But on balance, the trip through Freedman’s gallery, reveals a collection of fairly-drawn portraits: on the questions of evidence and the apparent omnipresence of the placebo; the inadequacy of RCTs; the loss of healing sensibilities among physicians; real patients he observes in treatment; and the depth of integrative acceptance now in place in the most well known of conventional care institutions.  A few noteworthy observations:

  • “To focus on alternative medicine’s placebo effect ignores what may be its largest benefit-its adherence to a ‘healing’ model of patient care.”

  • “The medical community knows perfectly well what sort of patient-care model would work better against complex diseases… the promotion of a healthy diet, encouragement of more exercise, and measures to reduce stress.”

  • “Every single physician I spoke with agreed: the current system makes it nearly impossible for most doctors to have the sort of relationship with patients that would best promote health.”

  • “A medical system that successfully guided patients toward healthier lifestyles would almost certainly see its cash flow diminish dramatically.”

  • “Other sorts of professionals could be better at the healing, bonding … and for less money. These might include behavioral-medicine therapists, social workers, nurse practitioners, or even some entirely new sort of practitioner specially trained for the task.”

  • “But what’s the sham treatment for being a caring practitioner, focused on getting a patient to adopt healthier attitudes and behaviors?”  Citing UC Davis neuroscientist Clifford Saron: ‘…Science has to learn to listen in a sophisticated way to what individuals report to us.'”

  • “Ultimately, what today’s medical students think about alternative medicine will be more important to the future of medicine than what anyone else thinks of it.”

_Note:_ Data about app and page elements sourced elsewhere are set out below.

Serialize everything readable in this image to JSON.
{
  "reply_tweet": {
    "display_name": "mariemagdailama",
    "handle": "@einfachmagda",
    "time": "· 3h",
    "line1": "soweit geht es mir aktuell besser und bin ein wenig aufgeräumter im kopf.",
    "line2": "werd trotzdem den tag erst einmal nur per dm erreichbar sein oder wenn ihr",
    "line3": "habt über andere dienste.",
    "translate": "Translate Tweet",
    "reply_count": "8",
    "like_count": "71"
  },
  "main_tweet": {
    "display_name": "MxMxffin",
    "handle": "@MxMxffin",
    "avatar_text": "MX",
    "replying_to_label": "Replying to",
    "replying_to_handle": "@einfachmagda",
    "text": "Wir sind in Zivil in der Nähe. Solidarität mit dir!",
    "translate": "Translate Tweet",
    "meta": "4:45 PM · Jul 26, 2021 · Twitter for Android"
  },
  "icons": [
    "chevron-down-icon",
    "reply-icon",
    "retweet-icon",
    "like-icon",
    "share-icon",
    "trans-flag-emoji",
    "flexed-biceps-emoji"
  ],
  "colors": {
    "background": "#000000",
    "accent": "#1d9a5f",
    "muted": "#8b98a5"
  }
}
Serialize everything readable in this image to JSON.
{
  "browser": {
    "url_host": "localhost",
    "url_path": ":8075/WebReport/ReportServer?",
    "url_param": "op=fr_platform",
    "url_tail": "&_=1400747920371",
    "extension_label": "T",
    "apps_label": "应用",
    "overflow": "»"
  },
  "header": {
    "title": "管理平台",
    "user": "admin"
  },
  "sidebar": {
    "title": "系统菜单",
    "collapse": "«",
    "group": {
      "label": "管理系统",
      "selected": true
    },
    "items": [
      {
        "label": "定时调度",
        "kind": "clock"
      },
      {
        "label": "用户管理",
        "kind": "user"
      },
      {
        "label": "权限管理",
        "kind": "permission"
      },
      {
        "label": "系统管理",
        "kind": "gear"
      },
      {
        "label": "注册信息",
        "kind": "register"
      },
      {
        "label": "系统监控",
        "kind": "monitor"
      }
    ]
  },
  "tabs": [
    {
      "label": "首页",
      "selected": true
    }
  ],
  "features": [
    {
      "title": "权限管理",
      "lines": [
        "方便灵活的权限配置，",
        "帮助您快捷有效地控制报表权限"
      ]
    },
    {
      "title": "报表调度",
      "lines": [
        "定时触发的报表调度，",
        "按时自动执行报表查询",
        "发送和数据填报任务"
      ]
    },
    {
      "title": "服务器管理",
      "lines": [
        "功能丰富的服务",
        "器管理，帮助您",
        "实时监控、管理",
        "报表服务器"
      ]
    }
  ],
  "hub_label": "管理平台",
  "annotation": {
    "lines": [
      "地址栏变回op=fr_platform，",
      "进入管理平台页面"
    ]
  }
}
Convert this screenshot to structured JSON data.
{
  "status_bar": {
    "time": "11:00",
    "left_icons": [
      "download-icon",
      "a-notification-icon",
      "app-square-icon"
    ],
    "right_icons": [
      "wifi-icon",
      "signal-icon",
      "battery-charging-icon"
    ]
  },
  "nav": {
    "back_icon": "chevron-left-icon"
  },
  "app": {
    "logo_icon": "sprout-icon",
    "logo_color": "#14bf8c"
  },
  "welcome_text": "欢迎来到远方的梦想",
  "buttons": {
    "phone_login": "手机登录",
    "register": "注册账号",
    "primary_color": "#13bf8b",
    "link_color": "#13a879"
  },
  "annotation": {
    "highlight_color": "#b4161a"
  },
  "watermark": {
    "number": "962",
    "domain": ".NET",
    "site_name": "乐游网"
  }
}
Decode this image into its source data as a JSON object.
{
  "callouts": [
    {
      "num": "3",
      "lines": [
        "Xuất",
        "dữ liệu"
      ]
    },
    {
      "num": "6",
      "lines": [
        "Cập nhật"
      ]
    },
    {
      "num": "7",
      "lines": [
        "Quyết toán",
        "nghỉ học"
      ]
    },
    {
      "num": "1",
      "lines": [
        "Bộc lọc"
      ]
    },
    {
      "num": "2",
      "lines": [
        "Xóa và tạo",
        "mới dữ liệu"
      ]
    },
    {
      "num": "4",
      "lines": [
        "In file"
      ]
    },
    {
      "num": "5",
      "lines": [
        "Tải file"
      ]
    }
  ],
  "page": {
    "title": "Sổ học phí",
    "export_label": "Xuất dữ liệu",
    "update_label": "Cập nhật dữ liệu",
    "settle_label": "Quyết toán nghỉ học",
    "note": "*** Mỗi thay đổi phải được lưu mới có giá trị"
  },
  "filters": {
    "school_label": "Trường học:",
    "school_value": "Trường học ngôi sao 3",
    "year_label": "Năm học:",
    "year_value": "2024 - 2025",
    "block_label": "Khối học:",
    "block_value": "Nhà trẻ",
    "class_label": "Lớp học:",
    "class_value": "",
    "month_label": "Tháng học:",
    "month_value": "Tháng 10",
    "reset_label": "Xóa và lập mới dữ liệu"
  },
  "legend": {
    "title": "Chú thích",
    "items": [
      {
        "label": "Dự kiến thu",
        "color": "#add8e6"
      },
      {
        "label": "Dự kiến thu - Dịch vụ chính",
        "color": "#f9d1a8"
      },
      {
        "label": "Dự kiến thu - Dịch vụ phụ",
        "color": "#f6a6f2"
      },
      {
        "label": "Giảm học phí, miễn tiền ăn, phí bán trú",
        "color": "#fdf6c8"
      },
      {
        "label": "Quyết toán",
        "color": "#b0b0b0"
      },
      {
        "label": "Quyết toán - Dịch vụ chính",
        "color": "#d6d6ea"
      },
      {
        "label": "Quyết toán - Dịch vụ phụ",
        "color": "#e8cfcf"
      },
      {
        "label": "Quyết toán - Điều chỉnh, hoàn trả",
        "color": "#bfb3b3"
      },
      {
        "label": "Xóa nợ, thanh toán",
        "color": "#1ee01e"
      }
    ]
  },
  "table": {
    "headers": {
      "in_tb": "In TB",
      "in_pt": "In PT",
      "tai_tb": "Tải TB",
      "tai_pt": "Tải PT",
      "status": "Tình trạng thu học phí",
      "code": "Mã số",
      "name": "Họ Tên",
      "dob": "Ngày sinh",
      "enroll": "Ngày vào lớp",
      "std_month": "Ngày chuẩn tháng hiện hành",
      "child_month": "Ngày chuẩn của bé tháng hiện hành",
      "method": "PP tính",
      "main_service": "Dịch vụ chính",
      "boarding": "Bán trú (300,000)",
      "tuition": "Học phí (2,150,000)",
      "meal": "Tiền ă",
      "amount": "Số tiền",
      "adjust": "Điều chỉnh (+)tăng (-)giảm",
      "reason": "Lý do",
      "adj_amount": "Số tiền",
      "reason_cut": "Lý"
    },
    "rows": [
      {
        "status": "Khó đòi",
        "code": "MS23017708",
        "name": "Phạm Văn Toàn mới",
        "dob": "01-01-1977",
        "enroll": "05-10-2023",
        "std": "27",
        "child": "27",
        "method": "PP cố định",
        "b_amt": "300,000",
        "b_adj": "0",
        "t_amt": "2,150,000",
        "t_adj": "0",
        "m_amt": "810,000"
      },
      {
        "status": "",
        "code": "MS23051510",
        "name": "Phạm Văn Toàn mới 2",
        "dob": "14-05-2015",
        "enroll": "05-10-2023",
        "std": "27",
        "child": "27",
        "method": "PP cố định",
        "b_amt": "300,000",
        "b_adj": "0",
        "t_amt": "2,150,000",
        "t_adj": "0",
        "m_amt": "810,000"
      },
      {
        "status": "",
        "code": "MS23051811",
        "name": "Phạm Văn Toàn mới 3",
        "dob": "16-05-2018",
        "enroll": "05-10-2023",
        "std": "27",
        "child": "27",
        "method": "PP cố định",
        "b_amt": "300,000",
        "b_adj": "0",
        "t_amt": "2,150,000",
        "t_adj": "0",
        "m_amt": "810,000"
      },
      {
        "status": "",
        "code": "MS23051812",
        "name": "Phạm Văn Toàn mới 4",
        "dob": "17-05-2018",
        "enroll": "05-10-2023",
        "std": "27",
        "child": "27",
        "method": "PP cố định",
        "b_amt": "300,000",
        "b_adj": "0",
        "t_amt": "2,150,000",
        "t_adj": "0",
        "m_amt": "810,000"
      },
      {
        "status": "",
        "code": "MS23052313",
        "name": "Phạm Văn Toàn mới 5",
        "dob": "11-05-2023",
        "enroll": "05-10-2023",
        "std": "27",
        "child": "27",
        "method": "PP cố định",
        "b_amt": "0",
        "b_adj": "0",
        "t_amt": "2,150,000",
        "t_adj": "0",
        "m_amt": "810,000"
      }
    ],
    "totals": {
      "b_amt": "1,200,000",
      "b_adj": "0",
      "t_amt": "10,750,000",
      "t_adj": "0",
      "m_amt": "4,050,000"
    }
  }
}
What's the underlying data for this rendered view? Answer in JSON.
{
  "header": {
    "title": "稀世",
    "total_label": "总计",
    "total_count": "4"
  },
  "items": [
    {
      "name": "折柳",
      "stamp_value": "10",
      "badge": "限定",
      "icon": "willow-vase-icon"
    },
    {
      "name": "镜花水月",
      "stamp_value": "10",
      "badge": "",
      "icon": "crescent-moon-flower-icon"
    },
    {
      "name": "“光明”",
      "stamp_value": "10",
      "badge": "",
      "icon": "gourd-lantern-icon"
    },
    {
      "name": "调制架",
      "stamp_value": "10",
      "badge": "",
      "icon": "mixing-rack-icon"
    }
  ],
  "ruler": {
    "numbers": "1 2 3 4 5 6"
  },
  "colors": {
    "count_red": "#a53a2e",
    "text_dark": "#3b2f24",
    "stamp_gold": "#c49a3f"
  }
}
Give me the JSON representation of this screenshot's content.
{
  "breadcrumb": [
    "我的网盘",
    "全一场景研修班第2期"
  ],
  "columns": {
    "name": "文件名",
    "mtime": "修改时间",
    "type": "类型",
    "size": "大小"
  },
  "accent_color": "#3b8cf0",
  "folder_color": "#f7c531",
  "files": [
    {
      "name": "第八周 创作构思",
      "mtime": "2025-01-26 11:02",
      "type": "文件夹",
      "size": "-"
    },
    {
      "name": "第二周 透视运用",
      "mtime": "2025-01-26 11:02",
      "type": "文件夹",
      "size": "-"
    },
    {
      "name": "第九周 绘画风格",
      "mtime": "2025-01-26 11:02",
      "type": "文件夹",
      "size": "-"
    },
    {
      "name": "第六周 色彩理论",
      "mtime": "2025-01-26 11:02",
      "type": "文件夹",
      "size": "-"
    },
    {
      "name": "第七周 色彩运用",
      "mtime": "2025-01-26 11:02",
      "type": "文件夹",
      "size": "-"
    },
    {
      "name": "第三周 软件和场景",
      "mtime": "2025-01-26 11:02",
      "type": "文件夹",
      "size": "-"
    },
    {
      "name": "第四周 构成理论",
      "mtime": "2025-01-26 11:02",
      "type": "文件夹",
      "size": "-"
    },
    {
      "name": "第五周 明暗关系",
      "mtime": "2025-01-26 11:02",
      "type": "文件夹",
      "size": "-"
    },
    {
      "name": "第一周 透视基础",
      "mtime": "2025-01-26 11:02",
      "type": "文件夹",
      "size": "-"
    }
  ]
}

Eventually the trip through the Freedman gallery takes him into the Mayo Clinic (literally), where his account of observations, conversations, and commentary reaches a kind of reality crescendo.  He writes:

This notion that alternative medicine is a legitimate response to mainstream medicine’s real shortcomings is one I heard, in variations, from everyone I spoke with at the Mayo Clinic.

That includes the assessment of the dean of Mayo’s medical school, Keith Lindor.

And your local Mindfulness, Yoga, and Meditation therapist?

Freedman here is interested primarily in the attitudes within the conventional medical establishment, so he does not address the growth and maturation of the specific complementary and alternative medicine (CAM) disciplines, such as acupuncture, Chinese medicine, manipulative and energy therapies.  The work of such practitioners and the educational institutions that have trained them, are also growing closer to the conventional care system: for instance in agreements between local integrative practitioners and nearby hospitals that are now adding wellness and integrative services.

Freedman’s overall assessment presents for general readers a view of a future in which medicine has changed substantially, through widely available integrative practices and attitudes that have been experienced and accepted by literally millions of individual clients over the last generation.  It is a history of health benefit simply no longer avoidable.  As Freedman quotes Mayo’s Lindor:

One of the most common complaints we see from patients is chronic abdominal pain, and we only figure out what’s wrong 10 percent of the time. These people deserve a chance to be helped by someone who takes a different approach.

As a practical matter, objections like those published in Forbes and The Economist will continue to appear, in part because — as one integrative medicine leader observed not too long ago — alternative medicine “…is like the environment and global warming. It is a cultural phenomenon: an argument you can’t win.”

Unlike the ozone, however, integrative practice occurs at ground level, and carefully researched articles like Freedman’s illustrate how the benefits of such practices are making their own argument and now have the ear of a sizable portion of the nation’s health community.